◆ Data items
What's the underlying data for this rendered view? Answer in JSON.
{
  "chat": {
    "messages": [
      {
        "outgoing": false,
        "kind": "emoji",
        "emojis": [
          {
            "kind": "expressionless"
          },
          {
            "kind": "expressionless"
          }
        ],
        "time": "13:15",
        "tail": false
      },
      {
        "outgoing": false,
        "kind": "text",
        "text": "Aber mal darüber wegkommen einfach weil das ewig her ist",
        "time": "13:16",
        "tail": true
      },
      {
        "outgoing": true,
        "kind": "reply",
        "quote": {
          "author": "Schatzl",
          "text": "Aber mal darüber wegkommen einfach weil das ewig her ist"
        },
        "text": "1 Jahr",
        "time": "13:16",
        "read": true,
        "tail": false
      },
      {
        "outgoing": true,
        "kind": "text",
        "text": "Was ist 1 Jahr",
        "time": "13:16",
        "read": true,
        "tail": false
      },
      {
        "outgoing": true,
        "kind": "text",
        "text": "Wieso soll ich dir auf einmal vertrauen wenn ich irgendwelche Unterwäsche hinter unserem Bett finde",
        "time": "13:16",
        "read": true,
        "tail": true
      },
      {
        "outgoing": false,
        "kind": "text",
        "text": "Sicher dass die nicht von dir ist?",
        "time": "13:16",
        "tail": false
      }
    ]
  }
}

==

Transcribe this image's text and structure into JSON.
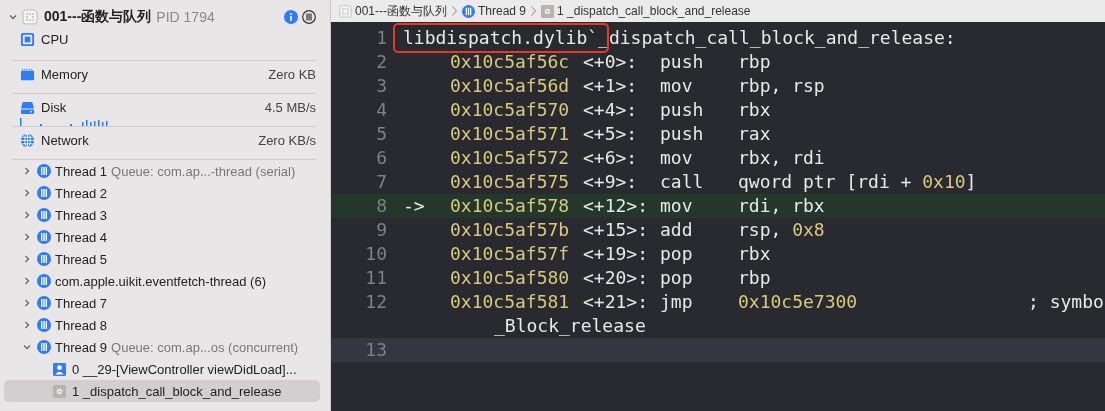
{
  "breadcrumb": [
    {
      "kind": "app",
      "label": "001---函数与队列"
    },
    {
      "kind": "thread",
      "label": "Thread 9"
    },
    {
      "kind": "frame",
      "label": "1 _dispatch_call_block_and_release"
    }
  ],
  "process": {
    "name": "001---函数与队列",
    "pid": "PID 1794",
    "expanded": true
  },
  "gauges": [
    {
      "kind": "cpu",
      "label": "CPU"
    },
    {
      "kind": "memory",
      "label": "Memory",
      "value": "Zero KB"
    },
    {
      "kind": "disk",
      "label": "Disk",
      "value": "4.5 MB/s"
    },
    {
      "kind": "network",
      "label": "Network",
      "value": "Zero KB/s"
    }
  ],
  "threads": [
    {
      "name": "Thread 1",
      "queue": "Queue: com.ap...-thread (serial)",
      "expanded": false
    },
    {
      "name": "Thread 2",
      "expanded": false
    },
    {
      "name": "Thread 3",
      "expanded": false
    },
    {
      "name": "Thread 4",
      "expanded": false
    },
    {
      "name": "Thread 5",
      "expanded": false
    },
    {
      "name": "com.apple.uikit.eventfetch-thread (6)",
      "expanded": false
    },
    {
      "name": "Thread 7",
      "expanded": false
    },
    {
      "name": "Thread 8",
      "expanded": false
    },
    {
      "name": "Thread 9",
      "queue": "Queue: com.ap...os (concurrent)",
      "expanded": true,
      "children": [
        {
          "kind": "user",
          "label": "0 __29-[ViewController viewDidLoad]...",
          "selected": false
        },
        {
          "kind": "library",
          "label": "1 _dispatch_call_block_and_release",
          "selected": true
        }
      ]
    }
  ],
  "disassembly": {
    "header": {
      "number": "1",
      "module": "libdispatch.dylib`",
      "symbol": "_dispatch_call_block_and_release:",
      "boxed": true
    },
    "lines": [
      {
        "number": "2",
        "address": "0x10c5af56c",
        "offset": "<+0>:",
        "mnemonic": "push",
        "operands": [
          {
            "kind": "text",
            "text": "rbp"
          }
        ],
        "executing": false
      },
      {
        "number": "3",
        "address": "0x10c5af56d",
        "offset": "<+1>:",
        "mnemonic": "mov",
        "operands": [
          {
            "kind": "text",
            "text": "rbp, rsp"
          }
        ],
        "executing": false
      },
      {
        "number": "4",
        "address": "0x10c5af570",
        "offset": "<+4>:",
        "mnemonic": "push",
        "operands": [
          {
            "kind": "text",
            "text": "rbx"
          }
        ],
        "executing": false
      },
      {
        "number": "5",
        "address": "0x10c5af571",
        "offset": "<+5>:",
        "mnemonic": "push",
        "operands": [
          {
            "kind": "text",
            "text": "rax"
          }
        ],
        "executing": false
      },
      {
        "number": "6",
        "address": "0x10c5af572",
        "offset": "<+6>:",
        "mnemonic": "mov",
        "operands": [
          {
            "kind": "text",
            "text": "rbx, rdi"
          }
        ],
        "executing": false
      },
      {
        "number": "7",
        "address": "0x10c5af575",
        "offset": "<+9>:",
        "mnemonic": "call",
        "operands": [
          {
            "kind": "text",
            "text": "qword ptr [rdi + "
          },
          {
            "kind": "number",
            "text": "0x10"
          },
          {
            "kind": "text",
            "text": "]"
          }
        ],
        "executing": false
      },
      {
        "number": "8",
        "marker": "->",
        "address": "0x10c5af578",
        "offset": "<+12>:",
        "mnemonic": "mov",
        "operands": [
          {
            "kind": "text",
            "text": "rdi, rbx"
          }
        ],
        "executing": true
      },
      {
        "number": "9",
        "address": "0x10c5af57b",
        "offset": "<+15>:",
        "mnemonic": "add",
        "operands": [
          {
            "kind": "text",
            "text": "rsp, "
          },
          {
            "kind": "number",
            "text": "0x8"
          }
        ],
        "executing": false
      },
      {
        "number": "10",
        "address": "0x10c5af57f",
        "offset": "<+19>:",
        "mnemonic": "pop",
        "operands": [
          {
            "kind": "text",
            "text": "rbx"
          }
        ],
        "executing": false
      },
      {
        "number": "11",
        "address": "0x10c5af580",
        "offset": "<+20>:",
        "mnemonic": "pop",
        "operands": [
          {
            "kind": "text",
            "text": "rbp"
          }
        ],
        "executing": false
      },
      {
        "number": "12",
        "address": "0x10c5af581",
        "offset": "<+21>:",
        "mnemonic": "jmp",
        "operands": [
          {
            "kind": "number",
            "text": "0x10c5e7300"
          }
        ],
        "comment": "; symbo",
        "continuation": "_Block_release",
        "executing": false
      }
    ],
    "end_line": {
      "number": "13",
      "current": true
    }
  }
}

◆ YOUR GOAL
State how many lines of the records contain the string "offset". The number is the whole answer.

◆ ANSWER TO THIS EXERCISE
11